|High-Altitude Water Cherenkov (HAWC) Gamma-Ray Observatory||4,100||40.0%||Sierra Negra||Puebla, Mexico|
|Barcroft Observatory||3,890||38.3%||White Mountain Peak||California, United States|
|Very Long Baseline Array (VLBA), Mauna Kea Site||3,730||37.0%||Mauna Kea||Hawaii, United States|
|Llano del Hato National Astronomical Observatory||3,600||36.0%||Llano del Hato||Andes, Venezuela|
|Sphinx Observatory||3,571||35.7%||Jungfraujoch||Bernese Alps, Switzerland|
|Mauna Loa Observatory||3,394||34.3%||Mauna Loa||Hawaii, United States|
|Magdalena Ridge Observatory||3,230||32.8%||South Baldy||New Mexico, United States|
|Mount Graham International Observatory||3,191||32.5%||Mount Graham||Arizona, United States|
|Gornergrat Observatory||3,135||32.0%||Gornergrat||Pennine Alps, Switzerland|
|European Extremely Large Telescope||3,060||31.4%||Cerro Armazones||Atacama Desert, Chile|
|Haleakala Observatory||3,036||31.2%||Haleakala||Hawaii, United States|
Just a quick note to explain where some of these atmosphere percentage numbers come from. I became interested in this after watching the movie Everest, which did an excellent job showing the effect of high altitudes on people.

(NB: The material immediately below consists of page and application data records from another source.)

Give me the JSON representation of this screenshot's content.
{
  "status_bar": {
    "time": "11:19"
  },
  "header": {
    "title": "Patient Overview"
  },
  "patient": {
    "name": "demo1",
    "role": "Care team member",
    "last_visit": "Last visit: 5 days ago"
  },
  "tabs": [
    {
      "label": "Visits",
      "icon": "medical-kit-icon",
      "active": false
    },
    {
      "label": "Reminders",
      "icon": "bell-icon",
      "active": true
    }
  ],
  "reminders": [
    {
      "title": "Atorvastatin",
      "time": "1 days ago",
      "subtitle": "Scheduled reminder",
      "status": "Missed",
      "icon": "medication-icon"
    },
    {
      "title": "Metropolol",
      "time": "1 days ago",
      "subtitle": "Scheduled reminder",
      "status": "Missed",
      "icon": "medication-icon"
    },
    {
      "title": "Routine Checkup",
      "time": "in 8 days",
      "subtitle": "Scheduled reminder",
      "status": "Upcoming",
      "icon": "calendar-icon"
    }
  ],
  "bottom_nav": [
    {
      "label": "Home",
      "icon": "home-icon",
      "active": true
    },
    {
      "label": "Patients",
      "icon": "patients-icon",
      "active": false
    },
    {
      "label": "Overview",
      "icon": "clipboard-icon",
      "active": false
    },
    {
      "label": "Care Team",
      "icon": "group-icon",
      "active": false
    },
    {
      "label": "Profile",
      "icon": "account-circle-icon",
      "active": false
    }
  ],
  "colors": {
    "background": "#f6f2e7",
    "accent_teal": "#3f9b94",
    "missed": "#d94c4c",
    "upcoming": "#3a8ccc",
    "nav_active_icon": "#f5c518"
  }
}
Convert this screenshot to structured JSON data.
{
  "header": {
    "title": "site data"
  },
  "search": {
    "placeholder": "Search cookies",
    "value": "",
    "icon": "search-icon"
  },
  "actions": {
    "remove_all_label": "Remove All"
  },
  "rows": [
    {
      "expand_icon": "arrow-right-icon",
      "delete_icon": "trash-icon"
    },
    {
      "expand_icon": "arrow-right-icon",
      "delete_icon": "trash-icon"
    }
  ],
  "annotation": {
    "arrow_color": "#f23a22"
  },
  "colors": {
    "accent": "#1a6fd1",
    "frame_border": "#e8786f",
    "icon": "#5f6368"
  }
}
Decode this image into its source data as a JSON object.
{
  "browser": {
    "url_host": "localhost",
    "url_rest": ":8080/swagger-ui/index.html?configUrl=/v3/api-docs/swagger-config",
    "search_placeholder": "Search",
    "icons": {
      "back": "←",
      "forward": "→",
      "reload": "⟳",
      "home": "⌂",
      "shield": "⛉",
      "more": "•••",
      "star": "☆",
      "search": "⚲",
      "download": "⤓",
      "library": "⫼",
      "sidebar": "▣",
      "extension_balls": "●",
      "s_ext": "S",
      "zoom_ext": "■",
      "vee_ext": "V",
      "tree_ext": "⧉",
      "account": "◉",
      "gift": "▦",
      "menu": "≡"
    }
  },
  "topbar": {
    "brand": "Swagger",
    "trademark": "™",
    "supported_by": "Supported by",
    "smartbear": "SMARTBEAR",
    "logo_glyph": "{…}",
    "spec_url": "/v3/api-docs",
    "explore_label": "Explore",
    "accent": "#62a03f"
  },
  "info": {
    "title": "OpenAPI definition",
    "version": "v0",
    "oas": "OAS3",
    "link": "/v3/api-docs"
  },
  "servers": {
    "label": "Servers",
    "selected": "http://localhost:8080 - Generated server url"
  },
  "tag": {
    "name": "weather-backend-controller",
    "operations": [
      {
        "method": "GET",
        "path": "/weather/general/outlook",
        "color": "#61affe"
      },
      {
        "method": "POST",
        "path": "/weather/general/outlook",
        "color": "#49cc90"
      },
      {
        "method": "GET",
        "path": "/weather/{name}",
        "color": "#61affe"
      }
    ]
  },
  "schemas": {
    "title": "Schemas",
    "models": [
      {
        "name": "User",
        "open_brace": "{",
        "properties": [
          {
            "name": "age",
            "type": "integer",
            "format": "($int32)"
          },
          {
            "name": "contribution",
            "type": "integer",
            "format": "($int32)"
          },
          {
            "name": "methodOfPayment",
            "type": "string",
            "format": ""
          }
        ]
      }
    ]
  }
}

Wiki has a formula for air pressure based on height and other atmospheric factors,
which works up to 44,331 meters